Data for this exercise below:

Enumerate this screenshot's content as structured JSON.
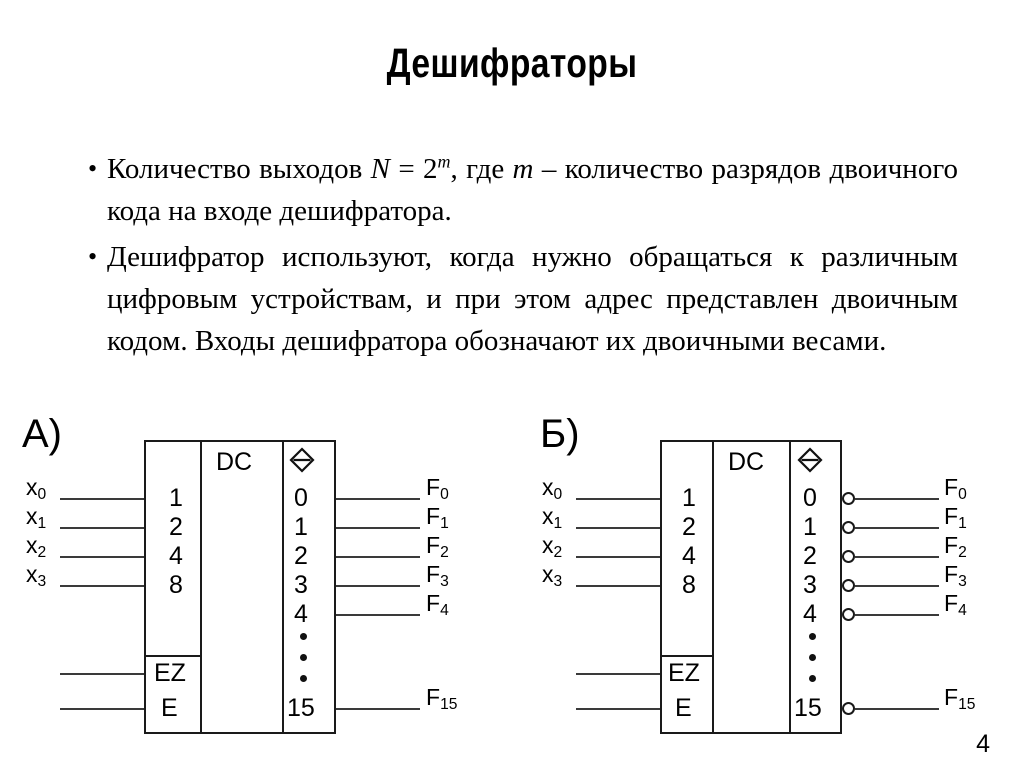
{
  "slide": {
    "title": "Дешифраторы",
    "page_number": "4"
  },
  "body": {
    "bullet_marker": "•",
    "bullets": [
      {
        "id": "bullet-outputs-count",
        "parts": [
          {
            "t": "Количество  выходов  "
          },
          {
            "t": "N",
            "style": "italic"
          },
          {
            "t": "  =  "
          },
          {
            "t": "2",
            "sup": "m"
          },
          {
            "t": ",  где  "
          },
          {
            "t": "m",
            "style": "italic"
          },
          {
            "t": "  –  количество разрядов двоичного кода на входе дешифратора."
          }
        ],
        "plain": "Количество выходов N = 2m, где m – количество разрядов двоичного кода на входе дешифратора."
      },
      {
        "id": "bullet-usage",
        "parts": [
          {
            "t": "Дешифратор используют, когда нужно обращаться к различным цифровым устройствам, и при этом адрес представлен двоичным кодом. Входы дешифратора обозначают их двоичными весами."
          }
        ],
        "plain": "Дешифратор используют, когда нужно обращаться к различным цифровым устройствам, и при этом адрес представлен двоичным кодом. Входы дешифратора обозначают их двоичными весами."
      }
    ]
  },
  "diagrams": [
    {
      "id": "diagram-a",
      "label": "А)",
      "chip_name": "DC",
      "output_symbol": "diamond-with-bar",
      "inverted_outputs": false,
      "input_labels": [
        "x0",
        "x1",
        "x2",
        "x3"
      ],
      "input_label_text": [
        "x",
        "x",
        "x",
        "x"
      ],
      "input_label_sub": [
        "0",
        "1",
        "2",
        "3"
      ],
      "input_weights": [
        "1",
        "2",
        "4",
        "8"
      ],
      "enable_pins": [
        "EZ",
        "E"
      ],
      "output_indices": [
        "0",
        "1",
        "2",
        "3",
        "4"
      ],
      "output_ellipsis": "•••",
      "output_last_index": "15",
      "output_label_text": [
        "F",
        "F",
        "F",
        "F",
        "F"
      ],
      "output_label_sub": [
        "0",
        "1",
        "2",
        "3",
        "4"
      ],
      "output_last_label_text": "F",
      "output_last_label_sub": "15"
    },
    {
      "id": "diagram-b",
      "label": "Б)",
      "chip_name": "DC",
      "output_symbol": "diamond-with-bar",
      "inverted_outputs": true,
      "input_labels": [
        "x0",
        "x1",
        "x2",
        "x3"
      ],
      "input_label_text": [
        "x",
        "x",
        "x",
        "x"
      ],
      "input_label_sub": [
        "0",
        "1",
        "2",
        "3"
      ],
      "input_weights": [
        "1",
        "2",
        "4",
        "8"
      ],
      "enable_pins": [
        "EZ",
        "E"
      ],
      "output_indices": [
        "0",
        "1",
        "2",
        "3",
        "4"
      ],
      "output_ellipsis": "•••",
      "output_last_index": "15",
      "output_label_text": [
        "F",
        "F",
        "F",
        "F",
        "F"
      ],
      "output_label_sub": [
        "0",
        "1",
        "2",
        "3",
        "4"
      ],
      "output_last_label_text": "F",
      "output_last_label_sub": "15"
    }
  ],
  "colors": {
    "ink": "#000000",
    "line": "#1a1a1a",
    "wire": "#3a3a3a",
    "background": "#ffffff"
  }
}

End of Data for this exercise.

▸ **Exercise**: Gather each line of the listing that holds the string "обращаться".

▸ **Task output**:
            "t": "Дешифратор используют, когда нужно обращаться к различным цифровым устройствам, и при этом адрес представлен двоичным кодом. Входы дешифратора обозначают их двоичными весами."
        "plain": "Дешифратор используют, когда нужно обращаться к различным цифровым устройствам, и при этом адрес представлен двоичным кодом. Входы дешифратора обозначают их двоичными весами."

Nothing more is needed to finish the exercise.